## Exercise requirements:
Without copying the images, write out all the entries below verbatim.

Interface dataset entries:
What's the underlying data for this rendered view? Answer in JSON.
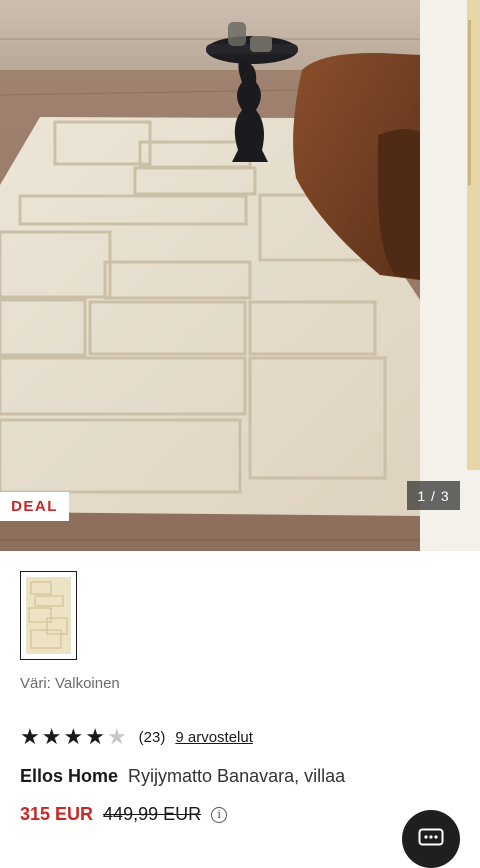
{
  "gallery": {
    "deal_badge": "DEAL",
    "counter": "1 / 3",
    "main_image_alt": "Beige shag rug with raised geometric pattern under a black side table and brown armchair"
  },
  "product": {
    "color_label": "Väri: Valkoinen",
    "rating": 4,
    "rating_max": 5,
    "rating_count": "(23)",
    "reviews_link": "9 arvostelut",
    "brand": "Ellos Home",
    "name": "Ryijymatto Banavara, villaa",
    "price_sale": "315 EUR",
    "price_original": "449,99 EUR"
  },
  "icons": {
    "info": "info-icon",
    "chat": "chat-icon",
    "star": "star-icon"
  },
  "colors": {
    "accent": "#c62828",
    "text": "#1a1a1a"
  }
}
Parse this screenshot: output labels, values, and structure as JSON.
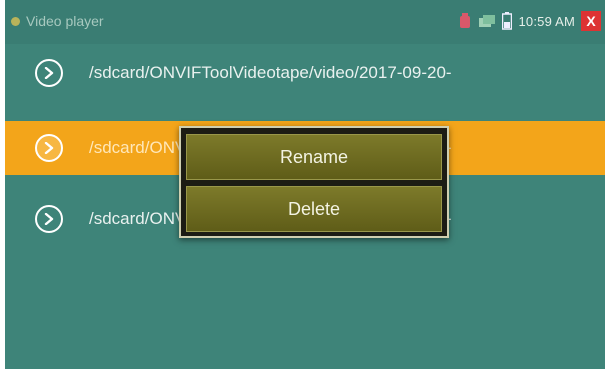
{
  "statusbar": {
    "app_title": "Video player",
    "time": "10:59 AM",
    "icons": [
      "app-indicator-icon",
      "record-icon",
      "network-icon",
      "battery-icon",
      "close-icon"
    ],
    "close_label": "X"
  },
  "files": [
    {
      "path": "/sdcard/ONVIFToolVideotape/video/2017-09-20-",
      "selected": false
    },
    {
      "path": "/sdcard/ONVIFToolVideotape/video/2017-09-20-",
      "selected": true
    },
    {
      "path": "/sdcard/ONVIFToolVideotape/video/2017-09-25-",
      "selected": false
    }
  ],
  "context_menu": {
    "rename_label": "Rename",
    "delete_label": "Delete"
  },
  "colors": {
    "background": "#3e8479",
    "selected_row": "#f3a51a",
    "menu_button": "#6e6b22",
    "close_button": "#dd3333"
  }
}
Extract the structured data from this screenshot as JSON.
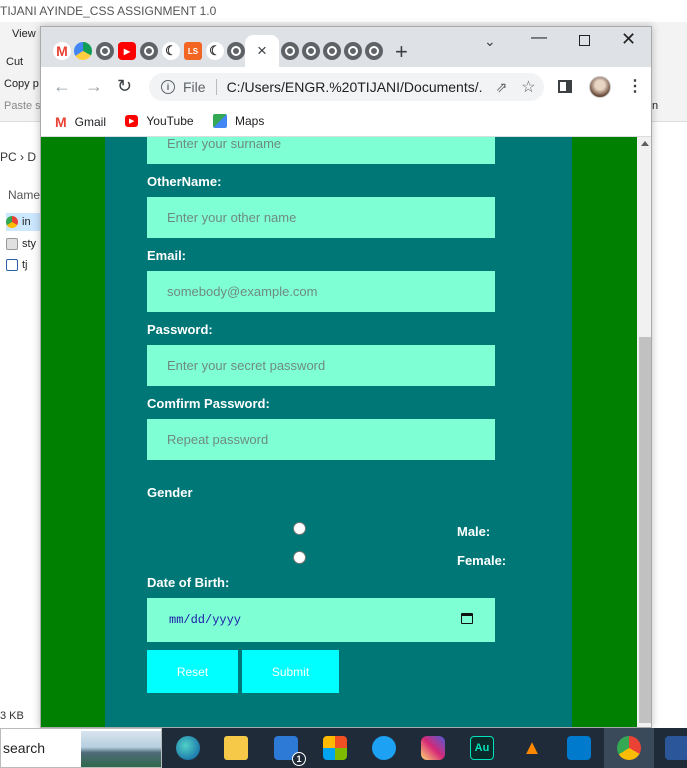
{
  "explorer": {
    "title": "TIJANI AYINDE_CSS ASSIGNMENT 1.0",
    "ribbon": {
      "view": "View",
      "cut": "Cut",
      "copy": "Copy p",
      "paste": "Paste s",
      "edge": "n"
    },
    "breadcrumb": "PC  ›  D",
    "name_header": "Name",
    "files": [
      "in",
      "sty",
      "tj"
    ],
    "status": "3 KB"
  },
  "chrome": {
    "active_tab_close": "×",
    "new_tab": "+",
    "tab_search": "⌄",
    "window": {
      "minimize": "—",
      "maximize": "",
      "close": "✕"
    },
    "omnibox": {
      "scheme": "File",
      "url": "C:/Users/ENGR.%20TIJANI/Documents/..."
    },
    "bookmarks": [
      {
        "label": "Gmail",
        "icon": "gmail-icon",
        "color": "#EA4335"
      },
      {
        "label": "YouTube",
        "icon": "youtube-icon",
        "color": "#FF0000"
      },
      {
        "label": "Maps",
        "icon": "maps-icon",
        "color": "#34A853"
      }
    ]
  },
  "form": {
    "surname": {
      "placeholder": "Enter your surname"
    },
    "othername": {
      "label": "OtherName:",
      "placeholder": "Enter your other name"
    },
    "email": {
      "label": "Email:",
      "placeholder": "somebody@example.com"
    },
    "password": {
      "label": "Password:",
      "placeholder": "Enter your secret password"
    },
    "confirm": {
      "label": "Comfirm Password:",
      "placeholder": "Repeat password"
    },
    "gender": {
      "label": "Gender",
      "options": [
        "Male:",
        "Female:"
      ]
    },
    "dob": {
      "label": "Date of Birth:",
      "placeholder": "mm/dd/yyyy"
    },
    "buttons": {
      "reset": "Reset",
      "submit": "Submit"
    },
    "colors": {
      "page_bg": "#008000",
      "panel_bg": "#007777",
      "input_bg": "#7FFFD4",
      "button_bg": "#00FFFF"
    }
  },
  "taskbar": {
    "search_label": "search",
    "apps": [
      "edge-icon",
      "file-explorer-icon",
      "mail-icon",
      "store-icon",
      "twitter-icon",
      "instagram-icon",
      "audition-icon",
      "vlc-icon",
      "vscode-icon",
      "chrome-icon",
      "word-icon"
    ],
    "mail_badge": "1",
    "audition_label": "Au"
  }
}
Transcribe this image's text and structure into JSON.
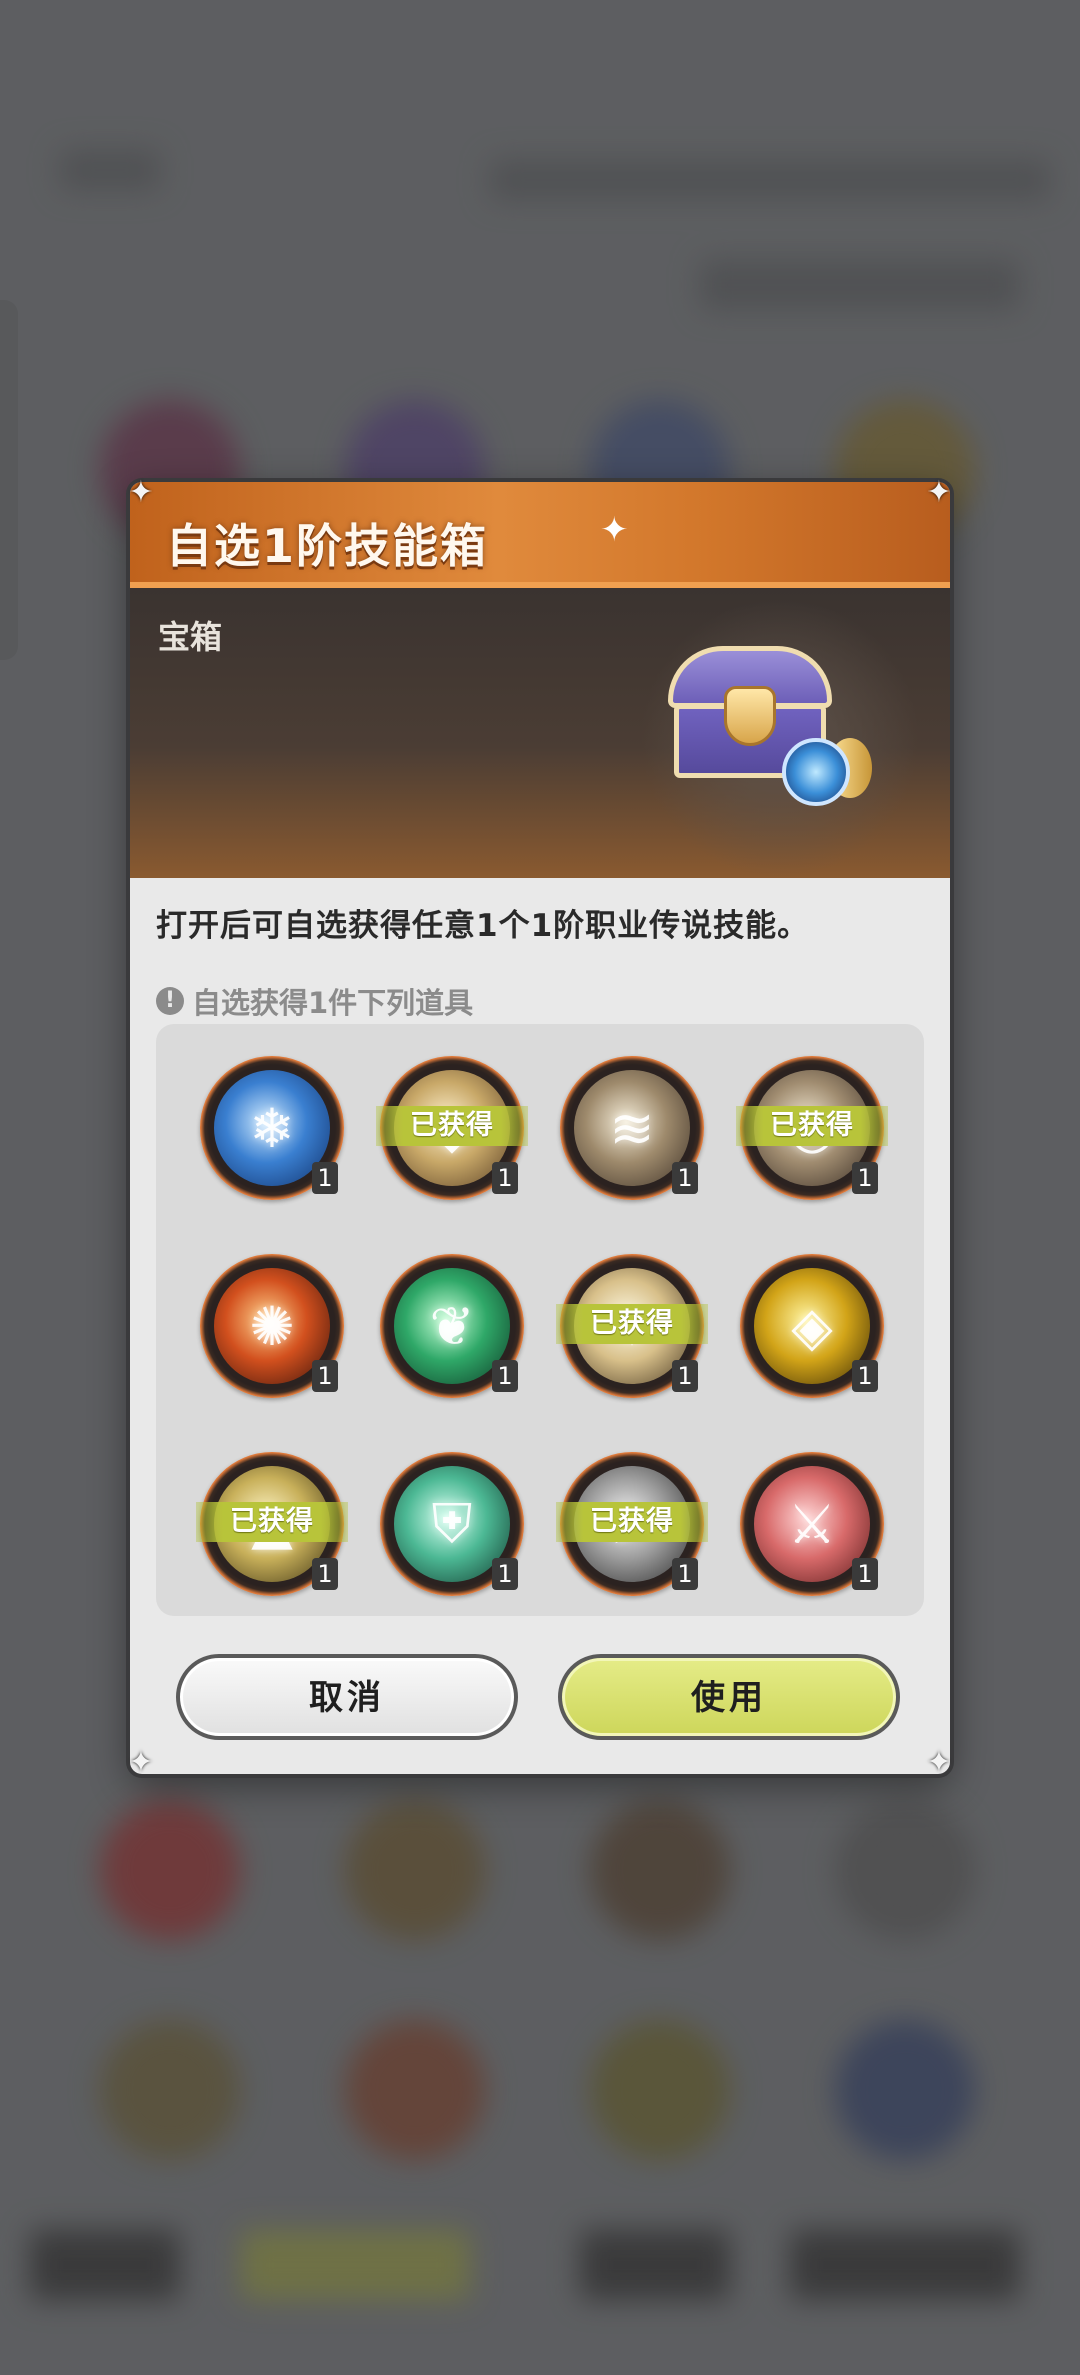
{
  "dialog": {
    "title": "自选1阶技能箱",
    "category": "宝箱",
    "description": "打开后可自选获得任意1个1阶职业传说技能。",
    "hint": "自选获得1件下列道具",
    "cancel_label": "取消",
    "use_label": "使用",
    "owned_label": "已获得"
  },
  "items": [
    {
      "name": "ice-skill-icon",
      "count": "1",
      "owned": false,
      "colors": [
        "#cfeaff",
        "#3a7fd0",
        "#10306a"
      ],
      "glyph": "❄"
    },
    {
      "name": "shield-slash-skill-icon",
      "count": "1",
      "owned": true,
      "colors": [
        "#fff2d0",
        "#c8a868",
        "#5a4026"
      ],
      "glyph": "◆"
    },
    {
      "name": "wind-slash-skill-icon",
      "count": "1",
      "owned": false,
      "colors": [
        "#f4ecd8",
        "#9e8a6c",
        "#3e3228"
      ],
      "glyph": "≋"
    },
    {
      "name": "whirl-skill-icon",
      "count": "1",
      "owned": true,
      "colors": [
        "#f0e6d0",
        "#a08c70",
        "#3a2e26"
      ],
      "glyph": "◎"
    },
    {
      "name": "fire-swirl-skill-icon",
      "count": "1",
      "owned": false,
      "colors": [
        "#ffd08a",
        "#d2501e",
        "#3a120a"
      ],
      "glyph": "✺"
    },
    {
      "name": "nature-leaf-skill-icon",
      "count": "1",
      "owned": false,
      "colors": [
        "#c8ffd8",
        "#2fa868",
        "#0e3a26"
      ],
      "glyph": "❦"
    },
    {
      "name": "light-burst-skill-icon",
      "count": "1",
      "owned": true,
      "colors": [
        "#fffbe6",
        "#d8c08a",
        "#4a3a24"
      ],
      "glyph": "✹"
    },
    {
      "name": "golden-crystal-skill-icon",
      "count": "1",
      "owned": false,
      "colors": [
        "#fff4a0",
        "#d2a418",
        "#3a2a06"
      ],
      "glyph": "◈"
    },
    {
      "name": "holy-rise-skill-icon",
      "count": "1",
      "owned": true,
      "colors": [
        "#fff6c8",
        "#c8b05a",
        "#3e3414"
      ],
      "glyph": "▲"
    },
    {
      "name": "green-shield-skill-icon",
      "count": "1",
      "owned": false,
      "colors": [
        "#d6fff0",
        "#4cb894",
        "#123a2e"
      ],
      "glyph": "⛨"
    },
    {
      "name": "arrow-strike-skill-icon",
      "count": "1",
      "owned": true,
      "colors": [
        "#f2f2f2",
        "#9c9c9c",
        "#2c2c2c"
      ],
      "glyph": "➤"
    },
    {
      "name": "red-sword-skill-icon",
      "count": "1",
      "owned": false,
      "colors": [
        "#ffd6d6",
        "#d86a6a",
        "#5a1c1c"
      ],
      "glyph": "⚔"
    }
  ]
}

## Response below:
What's the underlying data for this rendered view? Answer in JSON.
{
  "gallery": {
    "deal_badge": "DEAL",
    "counter": "1 / 3",
    "main_image_alt": "Beige shag rug with raised geometric pattern under a black side table and brown armchair"
  },
  "product": {
    "color_label": "Väri: Valkoinen",
    "rating": 4,
    "rating_max": 5,
    "rating_count": "(23)",
    "reviews_link": "9 arvostelut",
    "brand": "Ellos Home",
    "name": "Ryijymatto Banavara, villaa",
    "price_sale": "315 EUR",
    "price_original": "449,99 EUR"
  },
  "icons": {
    "info": "info-icon",
    "chat": "chat-icon",
    "star": "star-icon"
  },
  "colors": {
    "accent": "#c62828",
    "text": "#1a1a1a"
  }
}
Parse this screenshot: output labels, values, and structure as JSON.
{
  "statusbar": {
    "app_title": "Video player",
    "time": "10:59 AM",
    "icons": [
      "app-indicator-icon",
      "record-icon",
      "network-icon",
      "battery-icon",
      "close-icon"
    ],
    "close_label": "X"
  },
  "files": [
    {
      "path": "/sdcard/ONVIFToolVideotape/video/2017-09-20-",
      "selected": false
    },
    {
      "path": "/sdcard/ONVIFToolVideotape/video/2017-09-20-",
      "selected": true
    },
    {
      "path": "/sdcard/ONVIFToolVideotape/video/2017-09-25-",
      "selected": false
    }
  ],
  "context_menu": {
    "rename_label": "Rename",
    "delete_label": "Delete"
  },
  "colors": {
    "background": "#3e8479",
    "selected_row": "#f3a51a",
    "menu_button": "#6e6b22",
    "close_button": "#dd3333"
  }
}
Extract the structured data from this screenshot as JSON.
{
  "explorer": {
    "title": "TIJANI AYINDE_CSS ASSIGNMENT 1.0",
    "ribbon": {
      "view": "View",
      "cut": "Cut",
      "copy": "Copy p",
      "paste": "Paste s",
      "edge": "n"
    },
    "breadcrumb": "PC  ›  D",
    "name_header": "Name",
    "files": [
      "in",
      "sty",
      "tj"
    ],
    "status": "3 KB"
  },
  "chrome": {
    "active_tab_close": "×",
    "new_tab": "+",
    "tab_search": "⌄",
    "window": {
      "minimize": "—",
      "maximize": "",
      "close": "✕"
    },
    "omnibox": {
      "scheme": "File",
      "url": "C:/Users/ENGR.%20TIJANI/Documents/..."
    },
    "bookmarks": [
      {
        "label": "Gmail",
        "icon": "gmail-icon",
        "color": "#EA4335"
      },
      {
        "label": "YouTube",
        "icon": "youtube-icon",
        "color": "#FF0000"
      },
      {
        "label": "Maps",
        "icon": "maps-icon",
        "color": "#34A853"
      }
    ]
  },
  "form": {
    "surname": {
      "placeholder": "Enter your surname"
    },
    "othername": {
      "label": "OtherName:",
      "placeholder": "Enter your other name"
    },
    "email": {
      "label": "Email:",
      "placeholder": "somebody@example.com"
    },
    "password": {
      "label": "Password:",
      "placeholder": "Enter your secret password"
    },
    "confirm": {
      "label": "Comfirm Password:",
      "placeholder": "Repeat password"
    },
    "gender": {
      "label": "Gender",
      "options": [
        "Male:",
        "Female:"
      ]
    },
    "dob": {
      "label": "Date of Birth:",
      "placeholder": "mm/dd/yyyy"
    },
    "buttons": {
      "reset": "Reset",
      "submit": "Submit"
    },
    "colors": {
      "page_bg": "#008000",
      "panel_bg": "#007777",
      "input_bg": "#7FFFD4",
      "button_bg": "#00FFFF"
    }
  },
  "taskbar": {
    "search_label": "search",
    "apps": [
      "edge-icon",
      "file-explorer-icon",
      "mail-icon",
      "store-icon",
      "twitter-icon",
      "instagram-icon",
      "audition-icon",
      "vlc-icon",
      "vscode-icon",
      "chrome-icon",
      "word-icon"
    ],
    "mail_badge": "1",
    "audition_label": "Au"
  }
}
Transcribe this image's text and structure into JSON.
{
  "dialog": {
    "title": "自选1阶技能箱",
    "category": "宝箱",
    "description": "打开后可自选获得任意1个1阶职业传说技能。",
    "hint": "自选获得1件下列道具",
    "cancel_label": "取消",
    "use_label": "使用",
    "owned_label": "已获得"
  },
  "items": [
    {
      "name": "ice-skill-icon",
      "count": "1",
      "owned": false,
      "colors": [
        "#cfeaff",
        "#3a7fd0",
        "#10306a"
      ],
      "glyph": "❄"
    },
    {
      "name": "shield-slash-skill-icon",
      "count": "1",
      "owned": true,
      "colors": [
        "#fff2d0",
        "#c8a868",
        "#5a4026"
      ],
      "glyph": "◆"
    },
    {
      "name": "wind-slash-skill-icon",
      "count": "1",
      "owned": false,
      "colors": [
        "#f4ecd8",
        "#9e8a6c",
        "#3e3228"
      ],
      "glyph": "≋"
    },
    {
      "name": "whirl-skill-icon",
      "count": "1",
      "owned": true,
      "colors": [
        "#f0e6d0",
        "#a08c70",
        "#3a2e26"
      ],
      "glyph": "◎"
    },
    {
      "name": "fire-swirl-skill-icon",
      "count": "1",
      "owned": false,
      "colors": [
        "#ffd08a",
        "#d2501e",
        "#3a120a"
      ],
      "glyph": "✺"
    },
    {
      "name": "nature-leaf-skill-icon",
      "count": "1",
      "owned": false,
      "colors": [
        "#c8ffd8",
        "#2fa868",
        "#0e3a26"
      ],
      "glyph": "❦"
    },
    {
      "name": "light-burst-skill-icon",
      "count": "1",
      "owned": true,
      "colors": [
        "#fffbe6",
        "#d8c08a",
        "#4a3a24"
      ],
      "glyph": "✹"
    },
    {
      "name": "golden-crystal-skill-icon",
      "count": "1",
      "owned": false,
      "colors": [
        "#fff4a0",
        "#d2a418",
        "#3a2a06"
      ],
      "glyph": "◈"
    },
    {
      "name": "holy-rise-skill-icon",
      "count": "1",
      "owned": true,
      "colors": [
        "#fff6c8",
        "#c8b05a",
        "#3e3414"
      ],
      "glyph": "▲"
    },
    {
      "name": "green-shield-skill-icon",
      "count": "1",
      "owned": false,
      "colors": [
        "#d6fff0",
        "#4cb894",
        "#123a2e"
      ],
      "glyph": "⛨"
    },
    {
      "name": "arrow-strike-skill-icon",
      "count": "1",
      "owned": true,
      "colors": [
        "#f2f2f2",
        "#9c9c9c",
        "#2c2c2c"
      ],
      "glyph": "➤"
    },
    {
      "name": "red-sword-skill-icon",
      "count": "1",
      "owned": false,
      "colors": [
        "#ffd6d6",
        "#d86a6a",
        "#5a1c1c"
      ],
      "glyph": "⚔"
    }
  ]
}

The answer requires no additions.